An international civil servant or international staff member is a civilian employee that is employed by an international organisation. These international civil servants do not resort under any national legislation (from which they have immunity of jurisdiction) but are governed by an internal staff regulation. All disputes related to international civil service are brought before special tribunals created by these international organisations such as, for instance, the Administrative Tribunal of the ILO.
Specific referral can be made to the International Civil Service Commission (ICSC) of the United Nations, an independent expert body established by the United Nations General Assembly. Its mandate is to regulate and coordinate the conditions of service of staff in the United Nations common system, while promoting and maintaining high standards in the international civil service.
Read more about Civil Service: Other Meanings
Other articles related to "civil service, civil, service":
... reform The Rt Hon Francis Maude MP Minister for the Cabinet Office Civil Service, efficiency and reform The Rt Hon Oliver Letwin MP Minister of State Government policy, Coalition ... Office on some aspects of the Efficiency and Reform and Civil Service Reform agenda, as well as Cyber Security and Civil Contingencies ... Nick Hurd MP Parliamentary Secretary (Civil society) Big Society agenda Charities Volunteering Social Enterprise Key Conservative Liberal Democrat All of the Cabinet Office's ...
... given the responsibilities over the ministries of civil service affair and rites (禮部, Lǐbu, notice different tone than the ministry of civil service affairs) ... In 788, he was again deputy minister of civil service affairs, and in 790 he was made the minister of civil service affairs ... While Dou Can was chancellor, because Dou wanted to also be minister of civil service affairs, Liu was made the minister of justice (刑部尚書, Xingbu Shangshu) ...
... In 1882, Shungrasoobyer was appointed Settlement Diwan Peishkar of the Revenue Settlement by the then Diwan V ... Ramiengar ...
... He was the World War I RFA Cadet Malayan Civil Service in 1919 ... He served in the Malayan Civil Service from 1919 until 1951 ... Aston also posted as the Malayan Civil Service Chairman of Kinta Sanitary Board, Acting Resident Councillor of Penang from 1 April 1933 to 20 April 1933 ...
... Civil service also means a form of legal conscientious objection, for example the Swiss Civilian Service ... More accurately, in this scope civil service is work performed in the public interest as a replacement for a military obligation to which one objects ... The Finnish "siviilipalvelus", French "service civil", German "Zivildienst", Italian "servizio civile" and Swedish "civiltjänst" all can be translated as "civil service" in this sense ...

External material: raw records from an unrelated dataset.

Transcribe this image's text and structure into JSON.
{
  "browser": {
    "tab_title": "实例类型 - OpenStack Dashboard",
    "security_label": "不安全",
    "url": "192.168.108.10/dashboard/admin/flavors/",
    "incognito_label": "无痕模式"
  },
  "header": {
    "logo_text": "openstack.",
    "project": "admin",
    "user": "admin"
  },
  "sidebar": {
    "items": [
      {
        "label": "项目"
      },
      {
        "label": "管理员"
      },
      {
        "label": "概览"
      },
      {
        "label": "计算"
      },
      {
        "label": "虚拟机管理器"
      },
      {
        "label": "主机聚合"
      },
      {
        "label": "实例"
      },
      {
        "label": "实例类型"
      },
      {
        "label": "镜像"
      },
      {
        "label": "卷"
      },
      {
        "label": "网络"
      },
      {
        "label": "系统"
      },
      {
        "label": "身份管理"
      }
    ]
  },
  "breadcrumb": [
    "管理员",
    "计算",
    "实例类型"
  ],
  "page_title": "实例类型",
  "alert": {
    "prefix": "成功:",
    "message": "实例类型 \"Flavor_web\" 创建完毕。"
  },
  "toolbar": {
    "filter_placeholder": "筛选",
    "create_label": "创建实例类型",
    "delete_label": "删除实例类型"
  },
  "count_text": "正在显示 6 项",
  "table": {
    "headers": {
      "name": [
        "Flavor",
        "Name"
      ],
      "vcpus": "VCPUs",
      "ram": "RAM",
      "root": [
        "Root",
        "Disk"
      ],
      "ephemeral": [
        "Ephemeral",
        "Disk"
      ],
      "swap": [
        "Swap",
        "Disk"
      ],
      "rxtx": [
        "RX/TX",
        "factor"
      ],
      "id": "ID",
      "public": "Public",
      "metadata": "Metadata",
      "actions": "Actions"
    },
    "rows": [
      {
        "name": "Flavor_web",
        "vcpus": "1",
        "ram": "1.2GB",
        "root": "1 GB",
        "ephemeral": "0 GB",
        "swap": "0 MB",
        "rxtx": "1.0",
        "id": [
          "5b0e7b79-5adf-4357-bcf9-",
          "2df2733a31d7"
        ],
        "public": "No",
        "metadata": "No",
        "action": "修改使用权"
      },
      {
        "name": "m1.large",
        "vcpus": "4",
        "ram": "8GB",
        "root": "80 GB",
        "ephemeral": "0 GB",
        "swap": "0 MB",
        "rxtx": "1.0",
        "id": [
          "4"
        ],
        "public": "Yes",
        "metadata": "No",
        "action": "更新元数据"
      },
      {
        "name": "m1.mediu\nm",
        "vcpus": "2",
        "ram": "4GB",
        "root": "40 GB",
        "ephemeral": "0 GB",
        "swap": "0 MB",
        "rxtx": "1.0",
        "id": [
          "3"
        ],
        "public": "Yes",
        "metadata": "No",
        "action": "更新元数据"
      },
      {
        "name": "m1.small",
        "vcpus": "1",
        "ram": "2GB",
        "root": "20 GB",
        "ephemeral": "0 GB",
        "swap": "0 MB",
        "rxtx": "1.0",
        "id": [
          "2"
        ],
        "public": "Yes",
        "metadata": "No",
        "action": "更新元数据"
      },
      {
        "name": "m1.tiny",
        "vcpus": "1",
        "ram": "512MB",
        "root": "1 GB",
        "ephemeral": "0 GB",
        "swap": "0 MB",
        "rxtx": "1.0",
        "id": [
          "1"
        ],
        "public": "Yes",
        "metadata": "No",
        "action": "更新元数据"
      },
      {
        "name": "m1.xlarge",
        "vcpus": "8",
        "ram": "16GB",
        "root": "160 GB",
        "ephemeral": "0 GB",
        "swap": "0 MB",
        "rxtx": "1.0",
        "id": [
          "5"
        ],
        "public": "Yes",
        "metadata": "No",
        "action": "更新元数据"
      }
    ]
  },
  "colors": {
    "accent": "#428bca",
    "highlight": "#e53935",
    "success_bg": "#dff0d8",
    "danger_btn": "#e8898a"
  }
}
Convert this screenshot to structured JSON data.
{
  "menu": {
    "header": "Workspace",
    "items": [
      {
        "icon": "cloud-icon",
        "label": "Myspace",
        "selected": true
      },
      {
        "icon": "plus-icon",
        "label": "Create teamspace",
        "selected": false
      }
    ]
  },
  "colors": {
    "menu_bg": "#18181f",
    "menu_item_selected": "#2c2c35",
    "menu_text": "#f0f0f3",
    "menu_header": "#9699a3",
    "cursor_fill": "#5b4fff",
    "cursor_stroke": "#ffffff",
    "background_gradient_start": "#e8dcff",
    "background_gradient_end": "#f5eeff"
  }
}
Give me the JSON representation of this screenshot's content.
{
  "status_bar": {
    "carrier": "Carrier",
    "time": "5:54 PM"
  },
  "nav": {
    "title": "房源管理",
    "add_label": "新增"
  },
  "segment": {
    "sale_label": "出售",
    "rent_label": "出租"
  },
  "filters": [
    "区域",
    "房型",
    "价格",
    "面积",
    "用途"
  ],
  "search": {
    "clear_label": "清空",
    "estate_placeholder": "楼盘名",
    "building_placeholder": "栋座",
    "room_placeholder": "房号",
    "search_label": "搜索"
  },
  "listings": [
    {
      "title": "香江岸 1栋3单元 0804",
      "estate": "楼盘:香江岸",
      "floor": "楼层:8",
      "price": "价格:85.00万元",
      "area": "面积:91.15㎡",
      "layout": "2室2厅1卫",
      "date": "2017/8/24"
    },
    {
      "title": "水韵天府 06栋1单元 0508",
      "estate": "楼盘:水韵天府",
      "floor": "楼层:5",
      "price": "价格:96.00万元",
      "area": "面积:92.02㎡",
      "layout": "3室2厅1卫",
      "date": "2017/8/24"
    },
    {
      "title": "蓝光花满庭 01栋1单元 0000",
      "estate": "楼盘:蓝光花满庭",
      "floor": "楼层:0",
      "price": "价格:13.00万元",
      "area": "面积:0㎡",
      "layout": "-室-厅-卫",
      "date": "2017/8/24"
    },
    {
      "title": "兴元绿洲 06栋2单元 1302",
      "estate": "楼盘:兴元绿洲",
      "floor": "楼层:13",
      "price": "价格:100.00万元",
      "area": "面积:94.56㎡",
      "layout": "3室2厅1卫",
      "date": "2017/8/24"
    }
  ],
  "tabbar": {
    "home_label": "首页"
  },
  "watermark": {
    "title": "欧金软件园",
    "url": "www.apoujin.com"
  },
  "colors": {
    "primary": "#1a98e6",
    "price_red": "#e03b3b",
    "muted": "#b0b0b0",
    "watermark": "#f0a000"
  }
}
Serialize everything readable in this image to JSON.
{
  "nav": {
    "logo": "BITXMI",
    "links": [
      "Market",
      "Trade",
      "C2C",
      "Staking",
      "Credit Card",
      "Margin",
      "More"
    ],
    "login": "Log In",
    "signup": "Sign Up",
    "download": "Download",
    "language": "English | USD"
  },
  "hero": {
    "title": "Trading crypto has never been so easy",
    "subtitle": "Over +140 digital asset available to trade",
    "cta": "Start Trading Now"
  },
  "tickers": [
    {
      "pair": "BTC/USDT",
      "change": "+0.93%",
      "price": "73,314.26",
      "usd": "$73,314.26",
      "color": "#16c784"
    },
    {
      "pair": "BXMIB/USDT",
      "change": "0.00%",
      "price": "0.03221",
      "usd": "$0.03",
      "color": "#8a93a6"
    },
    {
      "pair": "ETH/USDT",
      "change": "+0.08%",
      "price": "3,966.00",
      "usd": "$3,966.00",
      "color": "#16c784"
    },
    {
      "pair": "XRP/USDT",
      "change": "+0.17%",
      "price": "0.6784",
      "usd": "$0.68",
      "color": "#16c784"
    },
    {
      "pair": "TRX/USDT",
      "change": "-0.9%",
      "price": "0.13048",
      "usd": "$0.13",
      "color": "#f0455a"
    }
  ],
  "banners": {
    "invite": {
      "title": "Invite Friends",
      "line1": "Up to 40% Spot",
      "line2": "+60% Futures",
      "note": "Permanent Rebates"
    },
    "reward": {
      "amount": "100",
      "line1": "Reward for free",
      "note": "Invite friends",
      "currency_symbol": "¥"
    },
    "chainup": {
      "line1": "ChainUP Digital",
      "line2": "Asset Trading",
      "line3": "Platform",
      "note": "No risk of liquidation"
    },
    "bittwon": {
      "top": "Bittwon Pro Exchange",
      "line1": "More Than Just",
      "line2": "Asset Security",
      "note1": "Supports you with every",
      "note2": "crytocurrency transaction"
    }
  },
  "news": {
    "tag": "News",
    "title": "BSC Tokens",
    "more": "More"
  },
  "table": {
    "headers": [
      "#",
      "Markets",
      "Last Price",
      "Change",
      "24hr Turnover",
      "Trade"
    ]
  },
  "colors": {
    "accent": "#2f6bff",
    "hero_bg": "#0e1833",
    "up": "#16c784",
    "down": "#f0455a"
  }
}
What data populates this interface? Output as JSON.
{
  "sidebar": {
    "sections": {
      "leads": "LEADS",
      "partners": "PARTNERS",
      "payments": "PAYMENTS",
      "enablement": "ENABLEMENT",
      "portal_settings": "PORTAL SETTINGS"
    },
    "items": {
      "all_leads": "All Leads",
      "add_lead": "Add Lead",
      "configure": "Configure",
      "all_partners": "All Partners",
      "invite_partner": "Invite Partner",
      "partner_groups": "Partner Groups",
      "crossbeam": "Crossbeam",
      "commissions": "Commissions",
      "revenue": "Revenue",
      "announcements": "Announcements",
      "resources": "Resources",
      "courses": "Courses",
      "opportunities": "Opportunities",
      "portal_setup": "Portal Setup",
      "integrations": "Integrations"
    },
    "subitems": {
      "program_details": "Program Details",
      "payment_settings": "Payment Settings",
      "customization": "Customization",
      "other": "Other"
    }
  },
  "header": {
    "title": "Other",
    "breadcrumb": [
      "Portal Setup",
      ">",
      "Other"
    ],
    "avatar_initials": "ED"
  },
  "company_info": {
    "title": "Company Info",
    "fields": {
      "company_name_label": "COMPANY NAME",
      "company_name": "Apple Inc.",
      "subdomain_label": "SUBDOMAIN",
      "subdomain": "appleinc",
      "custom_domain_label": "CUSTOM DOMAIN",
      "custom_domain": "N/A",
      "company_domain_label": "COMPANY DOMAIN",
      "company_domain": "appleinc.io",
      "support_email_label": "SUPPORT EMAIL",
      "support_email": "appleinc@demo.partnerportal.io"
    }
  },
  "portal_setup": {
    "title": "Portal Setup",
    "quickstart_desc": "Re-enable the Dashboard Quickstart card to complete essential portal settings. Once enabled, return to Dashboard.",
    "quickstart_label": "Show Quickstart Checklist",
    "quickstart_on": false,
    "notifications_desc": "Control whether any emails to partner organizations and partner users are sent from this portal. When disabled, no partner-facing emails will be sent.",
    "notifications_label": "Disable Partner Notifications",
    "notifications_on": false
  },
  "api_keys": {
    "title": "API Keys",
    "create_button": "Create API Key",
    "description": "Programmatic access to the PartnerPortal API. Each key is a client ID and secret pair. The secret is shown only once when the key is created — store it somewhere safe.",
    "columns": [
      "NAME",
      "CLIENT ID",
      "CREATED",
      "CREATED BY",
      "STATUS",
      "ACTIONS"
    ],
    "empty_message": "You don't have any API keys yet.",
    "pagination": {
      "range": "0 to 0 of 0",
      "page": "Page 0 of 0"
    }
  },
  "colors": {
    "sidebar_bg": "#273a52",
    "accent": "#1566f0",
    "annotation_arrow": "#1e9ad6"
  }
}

Famous quotes containing the words service and/or civil:
“Human life consists in mutual service. No grief, pain, misfortune, or broken heart, is excuse for cutting off ones life while any power of service remains. But when all usefulness is over, when one is assured of an unavoidable and imminent death, it is the simplest of human rights to choose a quick and easy death in place of a slow and horrible one.”
—Charlotte Perkins Gilman (18601935)
“... one of the blind spots of most Negroes is their failure to realize that small overtures from whites have a large significance ... I now realize that this feeling inevitably takes possession of one in the bitter struggle for equality. Indeed, I share it. Yet I wonder how we can expect total acceptance to step full grown from the womb of prejudice, with no embryo or infancy or childhood stages.”
—Sarah Patton Boyle, U.S. civil rights activist and author. The Desegregated Heart, part 1, ch. 10 (1962)